Dr. Pane evaluates the case of a patient who would like to remove her scars from a previous breast reduction procedure.
In many cases, it’s hard to say for certain how a given procedure is going to work out until the healing process is complete. This could take several months to a year or more. Think about your body and how it has changed in the last year. What about the last five years, or ten? Because of these changes, it is not unusual for patients to consider revision procedures to help adapt to significant alterations in their bodies or amend unwanted side effects. An example of this is the focus of this week’s Ask Dr. Pane segment. The patient had a breast reduction procedure from a D cup to a C cup several years ago, and wants to know if a follow-up procedure can help remove the scars.
The patient included pictures, as well as a brief precis of her surgical history.
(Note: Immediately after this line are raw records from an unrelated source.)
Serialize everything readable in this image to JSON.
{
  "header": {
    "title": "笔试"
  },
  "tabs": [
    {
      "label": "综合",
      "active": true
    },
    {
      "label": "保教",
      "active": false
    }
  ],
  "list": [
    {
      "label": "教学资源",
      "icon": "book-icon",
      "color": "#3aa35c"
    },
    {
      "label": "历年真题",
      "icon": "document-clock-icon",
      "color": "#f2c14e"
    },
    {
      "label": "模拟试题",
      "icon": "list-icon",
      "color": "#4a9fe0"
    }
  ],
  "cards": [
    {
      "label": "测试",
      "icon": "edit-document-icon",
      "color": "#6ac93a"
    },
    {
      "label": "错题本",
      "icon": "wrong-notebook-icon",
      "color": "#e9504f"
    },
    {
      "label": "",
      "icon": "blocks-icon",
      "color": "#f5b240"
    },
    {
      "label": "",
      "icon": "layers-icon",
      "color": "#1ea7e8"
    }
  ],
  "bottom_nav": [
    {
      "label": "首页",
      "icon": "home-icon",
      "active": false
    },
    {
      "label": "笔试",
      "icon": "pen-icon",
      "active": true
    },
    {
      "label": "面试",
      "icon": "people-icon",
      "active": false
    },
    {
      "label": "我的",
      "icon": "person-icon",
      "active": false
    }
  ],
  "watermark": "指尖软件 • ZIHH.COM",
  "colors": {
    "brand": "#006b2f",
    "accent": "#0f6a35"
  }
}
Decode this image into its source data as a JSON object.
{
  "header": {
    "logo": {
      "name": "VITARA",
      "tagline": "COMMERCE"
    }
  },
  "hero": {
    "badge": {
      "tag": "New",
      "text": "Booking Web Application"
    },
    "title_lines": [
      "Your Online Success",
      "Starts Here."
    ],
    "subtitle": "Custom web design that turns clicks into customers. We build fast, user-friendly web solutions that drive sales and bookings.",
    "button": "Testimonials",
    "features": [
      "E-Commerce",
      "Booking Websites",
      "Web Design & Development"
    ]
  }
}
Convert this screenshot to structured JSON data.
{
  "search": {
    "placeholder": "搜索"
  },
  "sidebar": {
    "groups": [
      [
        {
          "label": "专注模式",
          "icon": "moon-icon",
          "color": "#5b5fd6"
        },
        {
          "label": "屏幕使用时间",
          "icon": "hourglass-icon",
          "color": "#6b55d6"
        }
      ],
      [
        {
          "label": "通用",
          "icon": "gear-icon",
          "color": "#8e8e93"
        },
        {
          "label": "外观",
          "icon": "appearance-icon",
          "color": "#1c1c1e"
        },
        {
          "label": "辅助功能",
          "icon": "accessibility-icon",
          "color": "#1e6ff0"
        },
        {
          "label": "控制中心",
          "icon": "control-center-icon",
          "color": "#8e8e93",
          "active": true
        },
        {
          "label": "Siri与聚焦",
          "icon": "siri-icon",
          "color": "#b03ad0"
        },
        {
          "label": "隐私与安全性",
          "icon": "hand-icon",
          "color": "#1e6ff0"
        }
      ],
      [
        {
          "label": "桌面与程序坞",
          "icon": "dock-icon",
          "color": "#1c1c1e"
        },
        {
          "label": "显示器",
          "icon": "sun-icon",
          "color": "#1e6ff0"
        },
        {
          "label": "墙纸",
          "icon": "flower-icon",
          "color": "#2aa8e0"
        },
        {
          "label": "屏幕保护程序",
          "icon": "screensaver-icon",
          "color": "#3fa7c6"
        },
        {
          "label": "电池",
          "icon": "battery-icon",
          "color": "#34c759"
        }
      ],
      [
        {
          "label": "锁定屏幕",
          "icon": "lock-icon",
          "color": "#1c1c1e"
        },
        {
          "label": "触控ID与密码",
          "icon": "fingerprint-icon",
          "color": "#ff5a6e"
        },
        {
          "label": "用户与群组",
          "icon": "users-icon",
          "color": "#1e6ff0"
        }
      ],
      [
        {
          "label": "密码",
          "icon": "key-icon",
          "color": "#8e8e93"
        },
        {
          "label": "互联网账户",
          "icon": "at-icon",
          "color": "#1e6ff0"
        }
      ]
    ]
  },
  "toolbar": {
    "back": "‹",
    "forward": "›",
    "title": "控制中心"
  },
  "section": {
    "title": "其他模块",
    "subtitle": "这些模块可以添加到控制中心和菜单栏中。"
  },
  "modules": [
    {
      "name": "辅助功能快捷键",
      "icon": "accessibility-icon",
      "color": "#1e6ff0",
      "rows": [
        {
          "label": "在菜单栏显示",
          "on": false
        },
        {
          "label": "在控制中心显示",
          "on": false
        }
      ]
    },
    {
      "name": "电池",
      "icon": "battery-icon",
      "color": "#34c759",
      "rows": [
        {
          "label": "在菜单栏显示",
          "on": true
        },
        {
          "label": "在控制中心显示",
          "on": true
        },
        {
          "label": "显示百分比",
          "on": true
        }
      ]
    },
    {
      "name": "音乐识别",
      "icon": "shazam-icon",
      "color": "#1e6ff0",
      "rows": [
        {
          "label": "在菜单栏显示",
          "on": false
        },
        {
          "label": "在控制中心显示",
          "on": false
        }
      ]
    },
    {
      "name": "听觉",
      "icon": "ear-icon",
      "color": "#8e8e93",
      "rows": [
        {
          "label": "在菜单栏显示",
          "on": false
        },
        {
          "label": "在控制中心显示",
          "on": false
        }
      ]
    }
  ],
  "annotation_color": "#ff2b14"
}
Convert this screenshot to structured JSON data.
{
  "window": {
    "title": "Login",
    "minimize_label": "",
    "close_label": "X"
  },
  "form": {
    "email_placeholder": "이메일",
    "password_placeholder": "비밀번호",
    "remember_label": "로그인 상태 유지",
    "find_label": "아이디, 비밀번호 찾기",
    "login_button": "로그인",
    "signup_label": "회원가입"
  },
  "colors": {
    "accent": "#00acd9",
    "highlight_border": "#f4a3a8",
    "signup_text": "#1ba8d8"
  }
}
Because she was considered to not be a candidate for the “lollipop” scar, she was left with an inverted-T anchor-style scar. Dr. Pane’s evaluation is based on this information.
Scarring is a natural part of the healing process, and occurs both inside and outside the body. While cosmetic surgeons make every effort to minimize scarring, there is no practical way to completely eliminate it without actually removing the skin bearing the scarring. This means that although the scar under consideration can theoretically be removed, it ultimately just moves the scar from one place to another and is generally not considered to be worth the discomfort and risk. Proper wound aftercare can help reduce their appearance, but there is simply no way to prevent some scarring after surgery.
With this in mind, in this case the patient can likely expect a good outcome from having a second breast reduction performed. Dr. Pane said the best approach would probably be to redo the reduction and add an implant, which would help shape and add volume to the area. While this is being done, the scars, which look good in this patient’s case, could be remediated to a degree through surgical means.
One point Dr. Pane was careful to mention is that while remediating scars in the horizontal dimension (across the area of the nipple) is sometimes possible, it is generally NOT possible in the vertical dimension (along the slope of the breast from the nipple toward the body). A great deal here depends on where the scar is located, its orientation to the primary breast tissue, its depth or elevation, overall width and whether it was placed correctly initially. The primary advantage of an implant here is to correct the sagging bust line the patient reports, as well as to stretch out the skin and so make the scar less noticeable in the areas where remediation or removal is not a desirable option.
Patients who are considering surgical intervention to revise scarring should be aware of the issue of horizontal versus vertical scars. Dr. Pane cautions that vertical scar remediation is often not possible, leading to disappointed patients and possible, but unnecessary, revision procedures later. In these cases, Dr. Pane strongly cautions patients to seek out a second opinion to verify whether the proposed procedure is likely to deliver the results the patient wants. Also, especially in revision procedures, proper aftercare and compliance with surgical staff directives can make a huge difference in both reducing the probability of postoperative complications and minimizing the appearance of scars. While scarring is not entirely avoidable, it can at least be moderated if the patient is diligent about following through on prescribed aftercare protocols and the avoidance of habitual and environmental factors which may otherwise irritate the area.
If you have a question about anything relating to cosmetic surgery, Dr. Pane and the staff of Atlantic Coast Aesthetics are always happy to discuss your concerns, interests, needs and points of curiosity…and we’ve made it really easy to find us! Simply call us at (561) 422-4116; email us at http://acplasticsurg.com; or follow us on Twitter, Facebook and Instagram. It’s even possible that your question might be the focus of an upcoming Ask Dr. Pane segment, helping us educate others with your interests and concerns while giving you the real, factual information you need to make a wise decision about your cosmetic surgery desires. Remember, at ACA, we believe the only bad question is the one you don’t ask!